_TASK PROMPT:_ Every line of the material below must be repeated exactly.

____ STUDY MATERIAL

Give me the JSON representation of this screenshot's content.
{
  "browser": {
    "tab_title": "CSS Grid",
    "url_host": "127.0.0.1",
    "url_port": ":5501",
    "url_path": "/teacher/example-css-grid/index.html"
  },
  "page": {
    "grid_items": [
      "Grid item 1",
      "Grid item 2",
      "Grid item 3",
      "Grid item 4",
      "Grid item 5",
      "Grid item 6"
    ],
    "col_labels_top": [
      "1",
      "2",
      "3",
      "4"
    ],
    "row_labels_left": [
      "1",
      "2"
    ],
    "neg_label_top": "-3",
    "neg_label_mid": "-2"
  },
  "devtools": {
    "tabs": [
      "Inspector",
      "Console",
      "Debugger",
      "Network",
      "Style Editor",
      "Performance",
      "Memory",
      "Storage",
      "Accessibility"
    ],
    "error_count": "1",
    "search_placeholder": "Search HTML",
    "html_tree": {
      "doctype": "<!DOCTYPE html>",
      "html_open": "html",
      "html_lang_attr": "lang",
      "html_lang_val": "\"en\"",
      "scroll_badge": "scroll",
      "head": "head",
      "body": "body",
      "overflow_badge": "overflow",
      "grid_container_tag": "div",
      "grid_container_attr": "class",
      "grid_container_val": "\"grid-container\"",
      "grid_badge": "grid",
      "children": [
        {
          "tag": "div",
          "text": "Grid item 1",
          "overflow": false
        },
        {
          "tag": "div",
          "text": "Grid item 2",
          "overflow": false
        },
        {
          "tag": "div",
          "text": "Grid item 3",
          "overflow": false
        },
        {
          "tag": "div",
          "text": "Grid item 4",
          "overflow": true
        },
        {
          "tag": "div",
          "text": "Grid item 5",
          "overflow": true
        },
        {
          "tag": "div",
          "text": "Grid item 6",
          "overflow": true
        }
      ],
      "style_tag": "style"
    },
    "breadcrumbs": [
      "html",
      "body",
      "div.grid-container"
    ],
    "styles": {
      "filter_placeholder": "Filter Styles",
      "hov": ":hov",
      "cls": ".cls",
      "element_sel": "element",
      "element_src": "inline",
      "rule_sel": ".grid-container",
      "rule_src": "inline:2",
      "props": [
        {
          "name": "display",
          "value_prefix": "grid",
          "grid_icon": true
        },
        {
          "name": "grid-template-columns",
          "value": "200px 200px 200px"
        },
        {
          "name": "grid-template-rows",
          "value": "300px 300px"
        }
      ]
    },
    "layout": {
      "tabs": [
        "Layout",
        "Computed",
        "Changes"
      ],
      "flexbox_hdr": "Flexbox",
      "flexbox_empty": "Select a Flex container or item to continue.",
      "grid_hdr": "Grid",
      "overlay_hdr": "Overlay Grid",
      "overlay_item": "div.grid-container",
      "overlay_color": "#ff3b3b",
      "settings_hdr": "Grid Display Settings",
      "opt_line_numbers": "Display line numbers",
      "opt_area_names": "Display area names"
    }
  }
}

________

_EXPECTED ANSWER:_
Give me the JSON representation of this screenshot's content.
{
  "browser": {
    "tab_title": "CSS Grid",
    "url_host": "127.0.0.1",
    "url_port": ":5501",
    "url_path": "/teacher/example-css-grid/index.html"
  },
  "page": {
    "grid_items": [
      "Grid item 1",
      "Grid item 2",
      "Grid item 3",
      "Grid item 4",
      "Grid item 5",
      "Grid item 6"
    ],
    "col_labels_top": [
      "1",
      "2",
      "3",
      "4"
    ],
    "row_labels_left": [
      "1",
      "2"
    ],
    "neg_label_top": "-3",
    "neg_label_mid": "-2"
  },
  "devtools": {
    "tabs": [
      "Inspector",
      "Console",
      "Debugger",
      "Network",
      "Style Editor",
      "Performance",
      "Memory",
      "Storage",
      "Accessibility"
    ],
    "error_count": "1",
    "search_placeholder": "Search HTML",
    "html_tree": {
      "doctype": "<!DOCTYPE html>",
      "html_open": "html",
      "html_lang_attr": "lang",
      "html_lang_val": "\"en\"",
      "scroll_badge": "scroll",
      "head": "head",
      "body": "body",
      "overflow_badge": "overflow",
      "grid_container_tag": "div",
      "grid_container_attr": "class",
      "grid_container_val": "\"grid-container\"",
      "grid_badge": "grid",
      "children": [
        {
          "tag": "div",
          "text": "Grid item 1",
          "overflow": false
        },
        {
          "tag": "div",
          "text": "Grid item 2",
          "overflow": false
        },
        {
          "tag": "div",
          "text": "Grid item 3",
          "overflow": false
        },
        {
          "tag": "div",
          "text": "Grid item 4",
          "overflow": true
        },
        {
          "tag": "div",
          "text": "Grid item 5",
          "overflow": true
        },
        {
          "tag": "div",
          "text": "Grid item 6",
          "overflow": true
        }
      ],
      "style_tag": "style"
    },
    "breadcrumbs": [
      "html",
      "body",
      "div.grid-container"
    ],
    "styles": {
      "filter_placeholder": "Filter Styles",
      "hov": ":hov",
      "cls": ".cls",
      "element_sel": "element",
      "element_src": "inline",
      "rule_sel": ".grid-container",
      "rule_src": "inline:2",
      "props": [
        {
          "name": "display",
          "value_prefix": "grid",
          "grid_icon": true
        },
        {
          "name": "grid-template-columns",
          "value": "200px 200px 200px"
        },
        {
          "name": "grid-template-rows",
          "value": "300px 300px"
        }
      ]
    },
    "layout": {
      "tabs": [
        "Layout",
        "Computed",
        "Changes"
      ],
      "flexbox_hdr": "Flexbox",
      "flexbox_empty": "Select a Flex container or item to continue.",
      "grid_hdr": "Grid",
      "overlay_hdr": "Overlay Grid",
      "overlay_item": "div.grid-container",
      "overlay_color": "#ff3b3b",
      "settings_hdr": "Grid Display Settings",
      "opt_line_numbers": "Display line numbers",
      "opt_area_names": "Display area names"
    }
  }
}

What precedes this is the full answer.